Batavia planning advisory committee on dam's future
A proposal to have an advisory committee recommend what to do about the crumbling Batavia lowhead dam is picking up steam.
The city council, meeting as a committee Tuesday, directed city administrators to start forming the committee, and to plan for an advisory referendum in 2016 or 2017.
The committee and the referendum were suggested earlier this year by Alderman Dan Chanzit.
City officials hope that by getting a recommendation from an advisory committee, then holding an advisory referendum, residents will be more inclined to support plans for the dam, Depot Pond and the areas around them.
They don't want a repeat of 2002 and 2003. When the state proposed removing the dam, heated debate ensued, including dam-removal proponents who did not live in Batavia. A group of dam supporters managed to get an advisory referendum on the April 2003 ballot. Voters said "keep the dam."
They also want to be prepared in case the dam comes down on its own. City Administrator Bill McGrath said Tuesday another piece of the top of the dam has come loose. It developed a major breach near its eastern end in the 1970s that was filled by dumping rocks. Mayor Jeff Schielke said that due to the development of the Riverwalk, it would not be possible to do a similar fix today.
He also said that last week, the head of the Illinois Department of Natural Resources reiterated to local mayors that the state won't pay for anything except dam removal. That means the city would have to come up with money if it wanted to repair or replace the dam. It would also have to come up with money if, after the dam is removed, it wanted to build a causeway from the Riverwalk to Duck Island, or pump water into Depot Pond to keep its current water level. Work to beautify the flats that would develop when the river lowers would also fall to the city. Given the private investment in condominiums and the Riverwalk on the west bank, "It's a bad idea to turn it into high grass or swampland. And the Riverwalk, that was one of the greatest things Batavia has ever witnessed. I would describe it as criminal for us as city mothers and fathers to walk away from this thing and say, 'Do with it whatever you want,' " Schielke said.

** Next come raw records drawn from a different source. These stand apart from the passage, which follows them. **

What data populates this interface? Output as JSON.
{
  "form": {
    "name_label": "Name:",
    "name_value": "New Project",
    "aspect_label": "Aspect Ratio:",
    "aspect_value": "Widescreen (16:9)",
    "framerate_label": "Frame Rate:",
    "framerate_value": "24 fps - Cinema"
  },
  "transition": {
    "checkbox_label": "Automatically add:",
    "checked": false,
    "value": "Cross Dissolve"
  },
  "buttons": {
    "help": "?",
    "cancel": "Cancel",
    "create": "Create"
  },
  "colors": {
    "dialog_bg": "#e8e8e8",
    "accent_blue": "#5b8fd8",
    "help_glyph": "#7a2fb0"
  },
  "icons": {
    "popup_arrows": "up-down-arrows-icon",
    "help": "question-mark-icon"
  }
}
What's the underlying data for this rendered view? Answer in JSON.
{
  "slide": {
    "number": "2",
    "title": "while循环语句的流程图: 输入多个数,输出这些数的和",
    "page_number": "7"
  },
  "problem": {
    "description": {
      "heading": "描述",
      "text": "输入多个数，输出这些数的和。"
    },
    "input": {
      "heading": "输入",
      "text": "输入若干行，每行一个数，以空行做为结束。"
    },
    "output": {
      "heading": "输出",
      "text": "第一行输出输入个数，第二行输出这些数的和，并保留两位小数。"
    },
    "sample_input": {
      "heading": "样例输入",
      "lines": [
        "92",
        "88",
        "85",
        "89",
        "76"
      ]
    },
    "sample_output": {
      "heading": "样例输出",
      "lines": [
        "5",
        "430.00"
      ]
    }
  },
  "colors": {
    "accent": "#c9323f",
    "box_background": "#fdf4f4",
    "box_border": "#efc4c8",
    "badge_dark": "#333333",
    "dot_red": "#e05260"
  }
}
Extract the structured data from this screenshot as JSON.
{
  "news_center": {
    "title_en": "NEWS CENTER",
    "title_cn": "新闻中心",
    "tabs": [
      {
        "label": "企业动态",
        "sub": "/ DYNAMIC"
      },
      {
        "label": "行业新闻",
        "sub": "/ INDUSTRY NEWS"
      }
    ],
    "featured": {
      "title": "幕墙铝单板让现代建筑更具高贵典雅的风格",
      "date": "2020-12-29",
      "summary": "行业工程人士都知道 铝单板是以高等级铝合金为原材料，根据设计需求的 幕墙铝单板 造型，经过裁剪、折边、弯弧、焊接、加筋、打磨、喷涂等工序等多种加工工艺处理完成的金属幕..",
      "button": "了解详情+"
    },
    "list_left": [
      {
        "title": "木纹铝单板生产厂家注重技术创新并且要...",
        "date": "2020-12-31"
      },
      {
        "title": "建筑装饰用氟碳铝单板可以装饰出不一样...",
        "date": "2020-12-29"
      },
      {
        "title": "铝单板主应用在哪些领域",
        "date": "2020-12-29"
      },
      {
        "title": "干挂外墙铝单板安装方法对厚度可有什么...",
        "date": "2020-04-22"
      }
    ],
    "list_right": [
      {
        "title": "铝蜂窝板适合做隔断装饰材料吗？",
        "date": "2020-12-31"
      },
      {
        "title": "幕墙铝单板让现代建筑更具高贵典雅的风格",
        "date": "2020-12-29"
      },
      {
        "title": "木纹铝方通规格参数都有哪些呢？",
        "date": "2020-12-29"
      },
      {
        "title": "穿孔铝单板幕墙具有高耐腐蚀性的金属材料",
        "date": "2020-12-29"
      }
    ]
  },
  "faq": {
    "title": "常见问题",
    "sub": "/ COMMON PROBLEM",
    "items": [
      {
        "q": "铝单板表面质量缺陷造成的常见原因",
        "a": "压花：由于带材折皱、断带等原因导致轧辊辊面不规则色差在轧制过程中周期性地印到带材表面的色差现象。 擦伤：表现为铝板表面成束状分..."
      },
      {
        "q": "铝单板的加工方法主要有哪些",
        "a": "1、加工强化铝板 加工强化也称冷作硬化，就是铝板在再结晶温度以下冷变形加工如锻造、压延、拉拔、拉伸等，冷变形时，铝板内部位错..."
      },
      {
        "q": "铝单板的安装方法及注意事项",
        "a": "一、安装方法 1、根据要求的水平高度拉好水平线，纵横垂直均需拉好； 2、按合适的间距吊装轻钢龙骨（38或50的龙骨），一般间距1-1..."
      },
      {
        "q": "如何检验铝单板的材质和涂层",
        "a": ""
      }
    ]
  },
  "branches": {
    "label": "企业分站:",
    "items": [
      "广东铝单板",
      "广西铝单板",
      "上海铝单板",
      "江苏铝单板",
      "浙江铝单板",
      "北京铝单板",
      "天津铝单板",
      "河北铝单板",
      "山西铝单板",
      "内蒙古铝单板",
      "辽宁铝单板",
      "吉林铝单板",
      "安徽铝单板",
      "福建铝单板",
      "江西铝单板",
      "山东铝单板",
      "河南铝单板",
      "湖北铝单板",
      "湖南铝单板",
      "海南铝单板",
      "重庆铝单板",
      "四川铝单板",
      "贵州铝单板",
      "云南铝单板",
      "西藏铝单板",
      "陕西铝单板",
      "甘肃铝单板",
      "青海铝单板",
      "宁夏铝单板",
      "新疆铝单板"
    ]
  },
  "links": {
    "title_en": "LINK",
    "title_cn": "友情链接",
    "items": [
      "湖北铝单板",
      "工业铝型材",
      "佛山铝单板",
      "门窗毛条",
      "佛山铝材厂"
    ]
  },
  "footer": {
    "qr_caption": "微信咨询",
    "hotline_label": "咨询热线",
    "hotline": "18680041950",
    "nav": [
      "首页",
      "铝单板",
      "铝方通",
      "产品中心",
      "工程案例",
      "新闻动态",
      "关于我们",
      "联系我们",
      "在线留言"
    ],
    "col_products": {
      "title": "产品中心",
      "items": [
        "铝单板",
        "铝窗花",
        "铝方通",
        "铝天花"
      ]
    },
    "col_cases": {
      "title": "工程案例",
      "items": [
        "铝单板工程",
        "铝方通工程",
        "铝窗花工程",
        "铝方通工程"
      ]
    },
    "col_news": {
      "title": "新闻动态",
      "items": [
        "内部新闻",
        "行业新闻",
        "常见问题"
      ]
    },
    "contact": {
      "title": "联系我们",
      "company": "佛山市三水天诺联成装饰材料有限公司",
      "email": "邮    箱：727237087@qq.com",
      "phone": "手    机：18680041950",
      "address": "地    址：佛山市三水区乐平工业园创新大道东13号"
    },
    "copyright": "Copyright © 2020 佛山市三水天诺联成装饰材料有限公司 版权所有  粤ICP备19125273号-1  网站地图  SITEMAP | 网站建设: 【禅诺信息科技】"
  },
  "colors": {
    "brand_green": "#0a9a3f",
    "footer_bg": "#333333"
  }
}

The idea of putting in a white-water kayak course -- similar to that installed at the Glen Palmer Dam in Yorkville -- has been discussed. Schielke said he doesn't think that would work in Batavia, because its stretch of the Fox River does not have good access along the banks for large rescue vehicles such as fire engines.
Who owns the dam is still in dispute. The city contends it deeded the dam to the state years ago, but the state didn't record the deed and so claims the city owns it.
The lowhead, run-of-the-river dam was built in 1911 to generate electricity for a windmill factory. Schielke said at least two people have drowned at the dam since he became mayor in 1981.
Lowhead dams are considered dangerous because they create a hydraulic roller, or boil, at their bases. People and items become trapped in the roller. Scour holes also develop below the dams. People died in 2011 and in April 2014 at the lowhead dam in downtown Geneva.
Some scientists also say the dams interfere with the ability of fish to swim upstream, and degrade water quality, especially as silt builds up behind the dam.